On Monday, July 15 2019, Gwen Young, Former Director of the Wilson Center’s Global Women’s Leadership Initiative and Women in Public Service Project led a discussion on ‘Roadmap to 50×50: Power and Parity in Women’s Leaders.’ Ms. Young was joined with Dr. Sumera Haque, who is the Director of Johns Hopkins Women’s Center at Sibley Hospital and has served on the Advisory Council for the Women in Public Service Project. This discussion was with the women rights defenders delegation from the Potohar Organization for Development Advocacy (PODA), a non-governmental organization working to promote and protect women’s rights in rural areas of Pakistan.
In her presentation, Ms. Young highlighted the importance of focusing on all five sectors of the government, namely executive, legislative, judiciary, civil service and national security. Each government sector is critical to catalyze change and cultivate a comprehensive environment for decision-making, according to Ms. Young. She underscored the urgency to develop a platform that empowers women and provides them with the agency they truly deserve, and how the Global Women’s Leadership Initiative Index is a step in this direction. Ms. Young outlined the methodology that has been designed to close the gap in agency and leadership. This framework underscores the three pillars to achieve parity—pathways, positions and power, respectively. While the first pillar addresses women’s access to positions of leadership, the second defines leadership across the five government sectors, and the third pillar measures the formal and informal powers conceded to various positions of leadership along with the quality of governance and delivery.

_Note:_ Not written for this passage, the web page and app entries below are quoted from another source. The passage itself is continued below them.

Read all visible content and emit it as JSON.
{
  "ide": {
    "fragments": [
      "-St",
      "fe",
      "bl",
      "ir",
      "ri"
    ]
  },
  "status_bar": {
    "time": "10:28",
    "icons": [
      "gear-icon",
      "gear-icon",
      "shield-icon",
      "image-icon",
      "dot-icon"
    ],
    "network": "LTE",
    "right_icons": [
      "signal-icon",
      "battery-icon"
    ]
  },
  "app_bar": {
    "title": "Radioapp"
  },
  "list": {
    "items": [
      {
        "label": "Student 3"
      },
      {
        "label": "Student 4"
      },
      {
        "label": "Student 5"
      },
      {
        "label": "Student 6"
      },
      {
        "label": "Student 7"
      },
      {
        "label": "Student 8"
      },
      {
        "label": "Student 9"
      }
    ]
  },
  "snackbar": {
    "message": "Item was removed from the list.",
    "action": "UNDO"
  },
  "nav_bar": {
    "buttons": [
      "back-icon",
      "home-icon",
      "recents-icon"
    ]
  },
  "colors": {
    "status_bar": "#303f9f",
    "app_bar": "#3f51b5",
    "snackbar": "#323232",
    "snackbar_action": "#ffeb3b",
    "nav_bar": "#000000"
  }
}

Ms. Young further elaborated how data has underscored critical findings—vocational training is a vital component of the education sector, part-time work enables a greater percentage of women to achieve agency and for a significant portion of females the public sector is a good starting point for diving into gaining independence. Other key findings include how the world can achieve gender parity by breaking stereotypes for women in leadership as well as changing the public perception, since the number of women in power is highly contingent on people’s perception.
The PODA group of women’s rights defenders from Pakistan spoke about their experiences and area of expertise, which ranged from law and poetry to radio and media journalism. This delegation comprised of women of all ages, who belong to different parts of the country—each activist has a unique story and perspective on women’s leadership and power. Rani Shamim from Nankana Sahib, Punjab is a grassroots activist who has changed the fate of her village by mobilizing people through Sufi folklore and poetry. Her compositions underscore the role of women in society, the importance of literacy and inculcate inter-faith harmony. While Rani musters her community to nurture an inclusive environment via the art of Sufi folklore, Hifza Bukhari the first Assistant Attorney General at the Rawalpindi District Courts uses legal instruments to win justice for survivors of domestic violence. She also specializes in child custody and family law, and is an ardent campaigner for pro-women laws in Pakistan. Other members of the delegation comprised of Misbah Nazir and Nabeela Aslam, experts in radio journalism and professional media development and radio production, respectively. These women have mastered the art of digital storytelling and listening clubs to raise awareness about mental health and how to combat gender-based violence.
Each member of this delegation is striving to gain representation for women in all realms of Pakistan’s economic, financial and social environment. They highlighted that knowledge is power and for centuries men have controlled its dissemination—now the time is up for these men as women are using their expertise to undo this longstanding patriarchal control.
Female activists like Ms. Young along with members of the Pakistani delegation are symbols of resilience, strength and empowerment. These women are shattering the glass ceiling, breaking the stereotypes of a patriarchal society to unleash other women from the shackles of fear and insecurity. They have empowered one another and every woman they represent—the future is female and all these women are most definitely leading this change.